[Component data from apps and pages]
※ ※ ※

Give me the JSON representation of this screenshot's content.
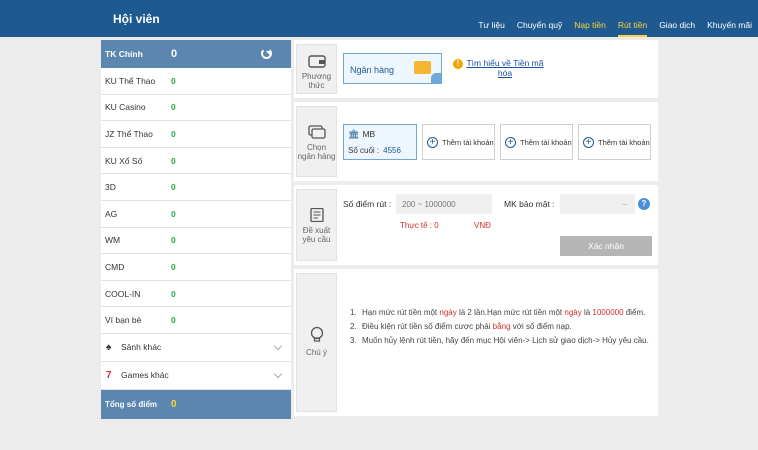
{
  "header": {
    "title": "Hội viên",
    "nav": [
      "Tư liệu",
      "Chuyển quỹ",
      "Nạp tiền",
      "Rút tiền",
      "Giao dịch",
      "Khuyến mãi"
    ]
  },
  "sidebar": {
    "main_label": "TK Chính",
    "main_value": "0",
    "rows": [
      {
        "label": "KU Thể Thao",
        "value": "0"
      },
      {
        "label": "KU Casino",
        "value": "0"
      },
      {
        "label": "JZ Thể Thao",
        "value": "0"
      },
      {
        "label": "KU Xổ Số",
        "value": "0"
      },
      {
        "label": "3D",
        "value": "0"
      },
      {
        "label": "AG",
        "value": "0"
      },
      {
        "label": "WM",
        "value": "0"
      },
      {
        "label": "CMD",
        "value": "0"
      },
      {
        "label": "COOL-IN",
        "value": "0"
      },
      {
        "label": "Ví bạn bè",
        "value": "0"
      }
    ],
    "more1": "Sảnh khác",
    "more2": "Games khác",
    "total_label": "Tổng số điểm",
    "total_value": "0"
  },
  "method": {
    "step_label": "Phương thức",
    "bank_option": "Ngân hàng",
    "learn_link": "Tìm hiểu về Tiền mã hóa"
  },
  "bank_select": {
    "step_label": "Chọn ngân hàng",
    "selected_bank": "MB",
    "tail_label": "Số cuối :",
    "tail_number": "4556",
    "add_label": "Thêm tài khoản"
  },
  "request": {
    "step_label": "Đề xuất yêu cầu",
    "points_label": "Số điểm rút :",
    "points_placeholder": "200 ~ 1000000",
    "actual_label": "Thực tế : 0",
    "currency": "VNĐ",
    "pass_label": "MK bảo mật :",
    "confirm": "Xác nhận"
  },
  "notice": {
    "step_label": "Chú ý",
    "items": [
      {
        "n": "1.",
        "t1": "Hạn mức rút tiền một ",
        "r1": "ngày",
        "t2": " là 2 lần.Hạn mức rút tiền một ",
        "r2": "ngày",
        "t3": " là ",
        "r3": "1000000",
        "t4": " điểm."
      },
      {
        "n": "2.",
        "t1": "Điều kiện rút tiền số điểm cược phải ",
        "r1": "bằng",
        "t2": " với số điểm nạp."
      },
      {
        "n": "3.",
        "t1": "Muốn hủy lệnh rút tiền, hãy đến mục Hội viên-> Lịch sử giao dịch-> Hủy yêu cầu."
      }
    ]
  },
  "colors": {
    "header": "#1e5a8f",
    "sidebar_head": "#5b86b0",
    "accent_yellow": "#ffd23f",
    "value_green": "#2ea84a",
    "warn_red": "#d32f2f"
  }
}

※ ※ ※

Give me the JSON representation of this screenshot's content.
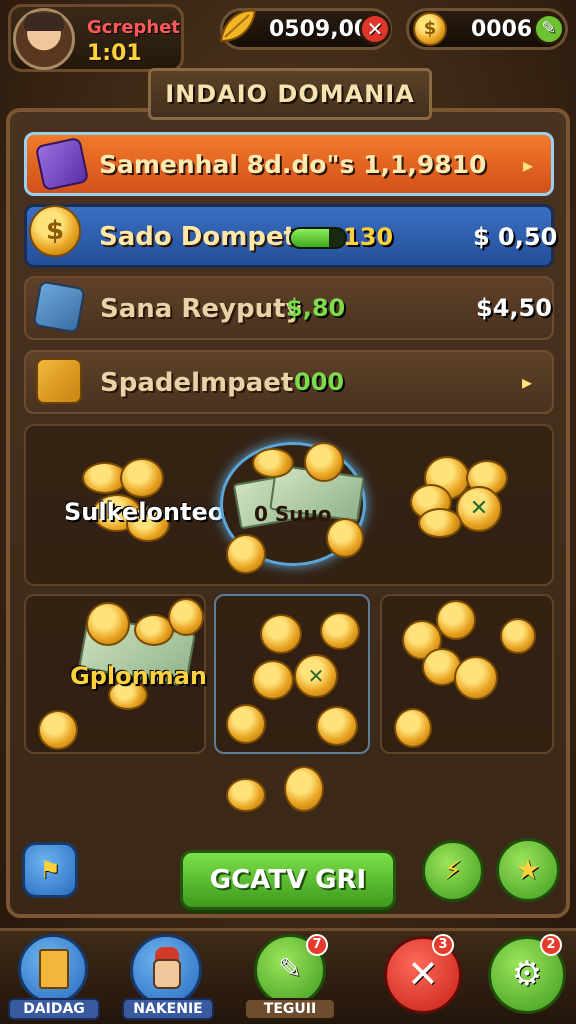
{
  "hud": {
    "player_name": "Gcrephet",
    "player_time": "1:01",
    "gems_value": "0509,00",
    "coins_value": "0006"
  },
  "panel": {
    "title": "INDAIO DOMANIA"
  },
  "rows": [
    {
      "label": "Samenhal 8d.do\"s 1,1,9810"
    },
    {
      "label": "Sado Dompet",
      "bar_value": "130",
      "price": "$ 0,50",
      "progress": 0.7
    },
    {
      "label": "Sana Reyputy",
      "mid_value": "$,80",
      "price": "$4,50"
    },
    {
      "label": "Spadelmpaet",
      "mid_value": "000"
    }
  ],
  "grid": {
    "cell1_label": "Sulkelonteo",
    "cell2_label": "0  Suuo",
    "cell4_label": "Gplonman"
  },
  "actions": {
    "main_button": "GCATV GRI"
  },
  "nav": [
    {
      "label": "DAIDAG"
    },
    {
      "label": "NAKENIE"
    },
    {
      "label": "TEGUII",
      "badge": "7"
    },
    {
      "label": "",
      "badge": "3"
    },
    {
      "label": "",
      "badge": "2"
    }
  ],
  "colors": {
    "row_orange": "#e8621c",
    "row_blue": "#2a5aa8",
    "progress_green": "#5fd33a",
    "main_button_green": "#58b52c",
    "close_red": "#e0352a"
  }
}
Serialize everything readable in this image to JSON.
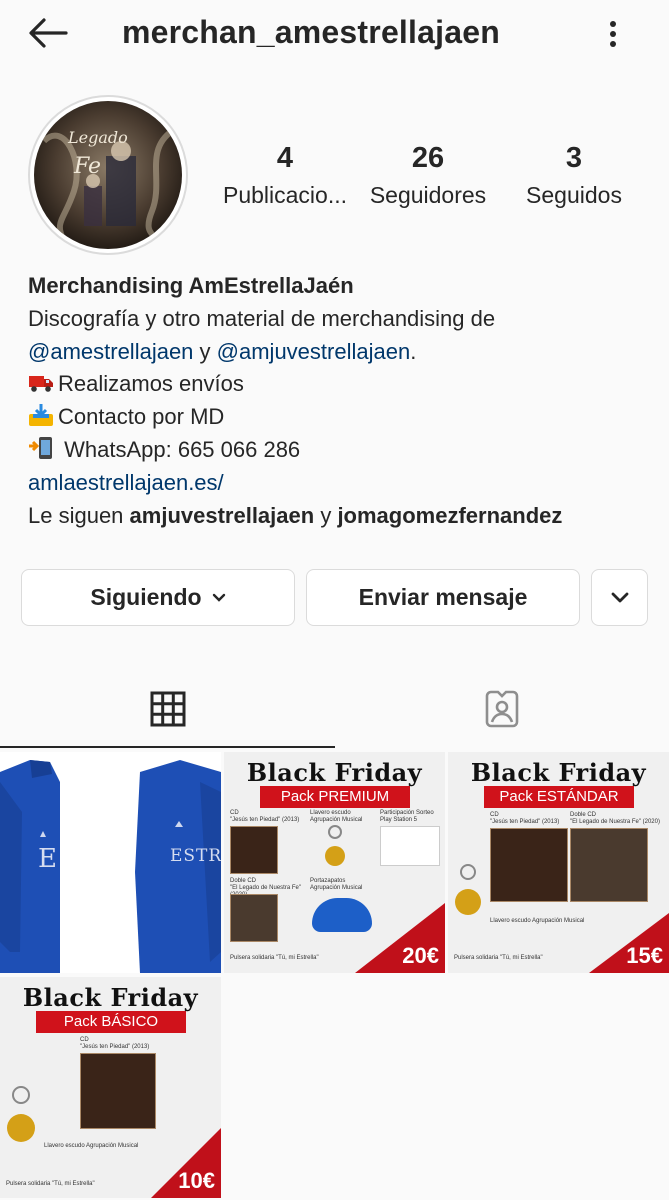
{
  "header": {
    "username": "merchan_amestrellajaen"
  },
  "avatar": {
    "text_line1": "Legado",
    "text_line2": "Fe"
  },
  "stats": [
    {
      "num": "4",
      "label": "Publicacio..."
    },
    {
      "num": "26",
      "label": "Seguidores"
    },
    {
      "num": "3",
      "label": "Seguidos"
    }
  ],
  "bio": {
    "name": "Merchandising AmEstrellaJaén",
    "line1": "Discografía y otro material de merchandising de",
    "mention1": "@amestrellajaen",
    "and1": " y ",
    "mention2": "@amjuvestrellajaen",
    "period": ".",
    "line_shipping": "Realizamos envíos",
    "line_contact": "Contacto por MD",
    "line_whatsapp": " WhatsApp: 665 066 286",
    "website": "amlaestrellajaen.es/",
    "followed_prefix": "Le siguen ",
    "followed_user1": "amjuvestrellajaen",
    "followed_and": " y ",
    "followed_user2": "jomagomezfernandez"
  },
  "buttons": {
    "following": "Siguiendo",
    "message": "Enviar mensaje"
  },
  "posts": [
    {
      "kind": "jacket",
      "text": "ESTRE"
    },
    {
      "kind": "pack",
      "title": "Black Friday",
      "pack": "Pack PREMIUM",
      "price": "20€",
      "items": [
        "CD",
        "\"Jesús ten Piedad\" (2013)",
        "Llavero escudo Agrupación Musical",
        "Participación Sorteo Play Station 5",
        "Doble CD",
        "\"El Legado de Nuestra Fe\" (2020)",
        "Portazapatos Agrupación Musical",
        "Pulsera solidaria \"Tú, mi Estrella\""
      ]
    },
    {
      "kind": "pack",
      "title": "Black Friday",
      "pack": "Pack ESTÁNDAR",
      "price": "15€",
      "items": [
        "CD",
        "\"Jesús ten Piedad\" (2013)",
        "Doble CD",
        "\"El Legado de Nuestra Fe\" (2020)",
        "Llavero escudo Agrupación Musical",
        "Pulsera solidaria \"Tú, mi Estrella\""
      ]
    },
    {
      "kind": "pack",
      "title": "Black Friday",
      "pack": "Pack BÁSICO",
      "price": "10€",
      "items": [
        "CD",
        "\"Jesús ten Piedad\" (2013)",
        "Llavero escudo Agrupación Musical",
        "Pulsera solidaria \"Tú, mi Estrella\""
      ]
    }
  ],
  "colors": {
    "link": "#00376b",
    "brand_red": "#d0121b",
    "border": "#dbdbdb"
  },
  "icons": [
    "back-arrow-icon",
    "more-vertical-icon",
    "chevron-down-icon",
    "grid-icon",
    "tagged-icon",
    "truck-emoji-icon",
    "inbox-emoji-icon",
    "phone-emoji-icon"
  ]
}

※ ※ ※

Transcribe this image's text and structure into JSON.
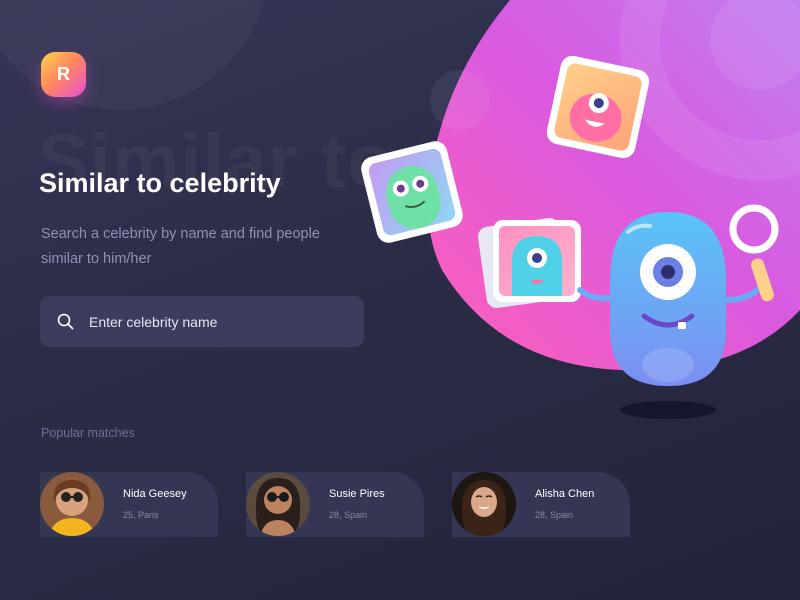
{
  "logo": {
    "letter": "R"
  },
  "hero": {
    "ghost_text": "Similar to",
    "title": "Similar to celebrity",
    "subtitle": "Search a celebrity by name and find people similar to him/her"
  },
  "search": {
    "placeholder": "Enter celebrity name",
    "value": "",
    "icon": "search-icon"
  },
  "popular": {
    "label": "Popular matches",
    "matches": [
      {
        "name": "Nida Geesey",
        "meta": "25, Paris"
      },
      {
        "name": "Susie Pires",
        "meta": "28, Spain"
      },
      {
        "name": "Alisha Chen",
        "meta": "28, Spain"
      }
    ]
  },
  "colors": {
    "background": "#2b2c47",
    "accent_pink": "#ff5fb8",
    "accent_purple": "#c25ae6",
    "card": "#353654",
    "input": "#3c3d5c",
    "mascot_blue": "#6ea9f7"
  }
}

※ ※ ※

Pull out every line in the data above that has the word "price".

- [RESPONSE AREA]
      "price": "$ 0,50",
      "price": "$4,50"
      "price": "20€",
      "price": "15€",
      "price": "10€",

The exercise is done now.